* **AIM OF THE EXERCISE**
Return each line of the data below that contains the string "origami".

* **EXERCISE INPUT**
:::

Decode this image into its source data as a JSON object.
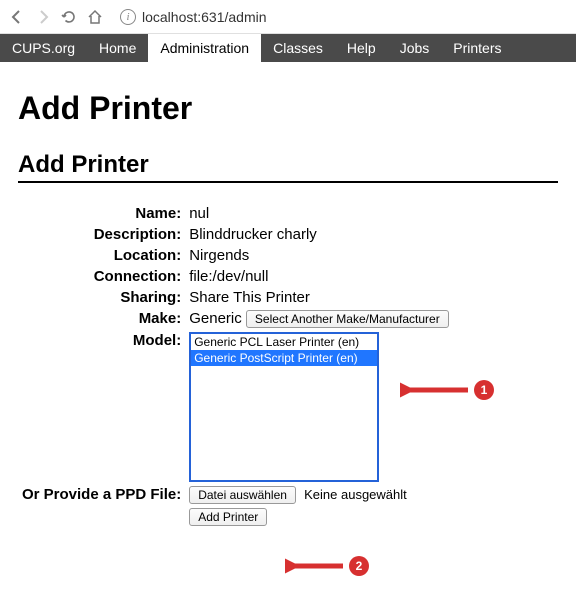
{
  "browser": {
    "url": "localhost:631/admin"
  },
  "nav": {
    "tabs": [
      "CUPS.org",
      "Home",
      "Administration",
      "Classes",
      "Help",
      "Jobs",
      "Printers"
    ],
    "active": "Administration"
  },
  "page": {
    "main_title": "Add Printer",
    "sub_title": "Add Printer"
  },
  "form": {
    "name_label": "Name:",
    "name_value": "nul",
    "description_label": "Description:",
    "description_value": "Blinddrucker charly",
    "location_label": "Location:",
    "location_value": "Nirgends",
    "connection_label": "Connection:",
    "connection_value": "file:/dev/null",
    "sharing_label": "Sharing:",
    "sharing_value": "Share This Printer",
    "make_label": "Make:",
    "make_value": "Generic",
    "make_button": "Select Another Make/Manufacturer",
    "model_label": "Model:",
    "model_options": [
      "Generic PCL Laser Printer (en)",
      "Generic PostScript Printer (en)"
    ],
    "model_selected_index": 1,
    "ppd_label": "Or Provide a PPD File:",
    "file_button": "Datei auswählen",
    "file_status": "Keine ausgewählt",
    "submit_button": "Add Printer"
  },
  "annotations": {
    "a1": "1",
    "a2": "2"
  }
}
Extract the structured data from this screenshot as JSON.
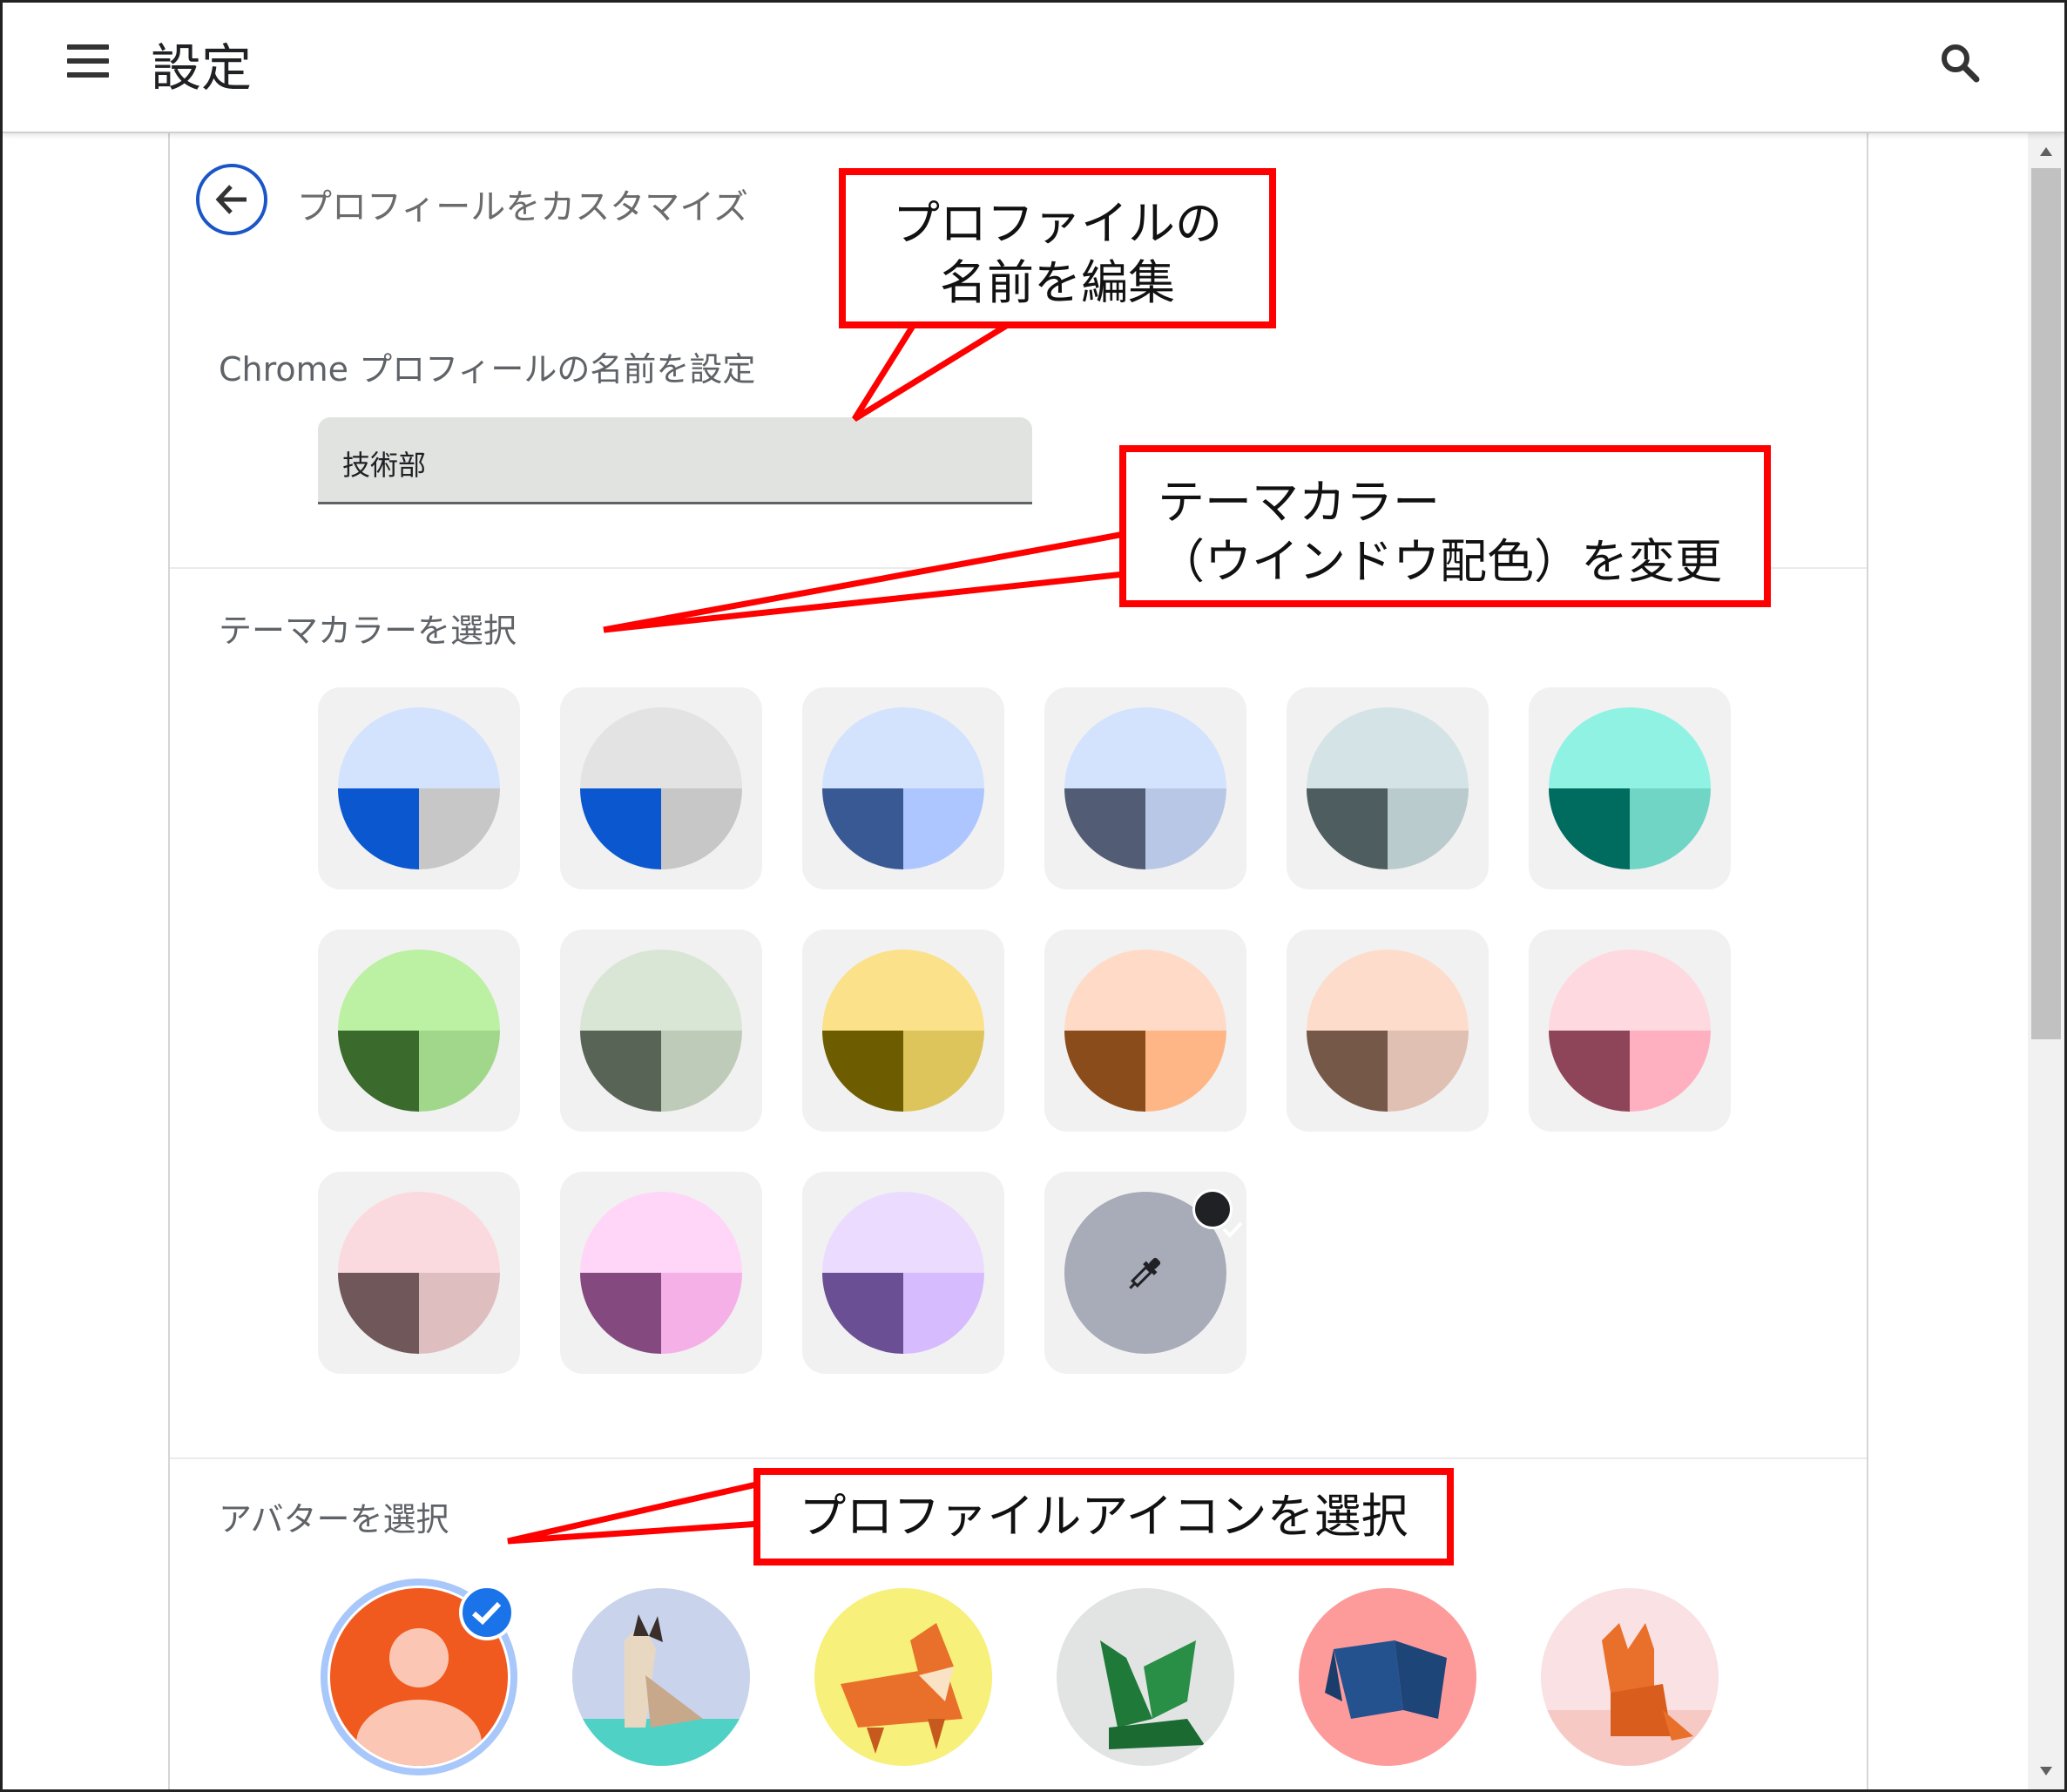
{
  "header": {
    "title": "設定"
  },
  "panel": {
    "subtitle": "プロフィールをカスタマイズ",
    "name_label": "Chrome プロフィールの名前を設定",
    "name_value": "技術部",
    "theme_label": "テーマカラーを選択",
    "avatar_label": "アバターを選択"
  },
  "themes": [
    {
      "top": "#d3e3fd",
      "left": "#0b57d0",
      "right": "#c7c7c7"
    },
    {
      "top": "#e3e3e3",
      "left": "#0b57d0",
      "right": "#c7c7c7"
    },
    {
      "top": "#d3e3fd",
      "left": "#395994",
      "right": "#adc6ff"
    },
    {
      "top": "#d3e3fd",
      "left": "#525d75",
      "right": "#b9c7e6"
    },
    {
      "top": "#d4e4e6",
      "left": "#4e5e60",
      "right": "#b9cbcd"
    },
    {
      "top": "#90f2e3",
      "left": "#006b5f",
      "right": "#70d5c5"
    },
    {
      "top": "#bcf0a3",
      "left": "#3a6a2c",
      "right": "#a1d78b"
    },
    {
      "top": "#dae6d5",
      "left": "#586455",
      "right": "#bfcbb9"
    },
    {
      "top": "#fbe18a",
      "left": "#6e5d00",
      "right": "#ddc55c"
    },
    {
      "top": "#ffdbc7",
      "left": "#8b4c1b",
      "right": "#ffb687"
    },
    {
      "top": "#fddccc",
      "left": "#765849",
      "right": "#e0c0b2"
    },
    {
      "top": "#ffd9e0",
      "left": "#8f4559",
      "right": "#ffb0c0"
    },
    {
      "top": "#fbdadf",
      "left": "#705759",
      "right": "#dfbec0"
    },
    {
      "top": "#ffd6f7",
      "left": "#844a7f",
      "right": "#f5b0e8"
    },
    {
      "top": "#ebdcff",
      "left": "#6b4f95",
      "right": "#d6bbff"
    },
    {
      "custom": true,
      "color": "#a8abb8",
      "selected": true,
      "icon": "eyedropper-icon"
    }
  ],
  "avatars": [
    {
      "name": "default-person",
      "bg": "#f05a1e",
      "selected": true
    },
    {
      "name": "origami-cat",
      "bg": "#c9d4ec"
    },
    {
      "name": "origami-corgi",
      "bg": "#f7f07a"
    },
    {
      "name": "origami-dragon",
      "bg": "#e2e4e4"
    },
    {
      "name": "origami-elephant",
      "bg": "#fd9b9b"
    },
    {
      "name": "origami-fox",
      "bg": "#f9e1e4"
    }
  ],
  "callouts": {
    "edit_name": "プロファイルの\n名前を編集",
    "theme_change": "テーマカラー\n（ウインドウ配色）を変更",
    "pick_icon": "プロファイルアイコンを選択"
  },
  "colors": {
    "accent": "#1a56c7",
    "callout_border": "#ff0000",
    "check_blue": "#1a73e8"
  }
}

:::

* **RESPONSE TO THE TASK**
      "name": "origami-cat",
      "name": "origami-corgi",
      "name": "origami-dragon",
      "name": "origami-elephant",
      "name": "origami-fox",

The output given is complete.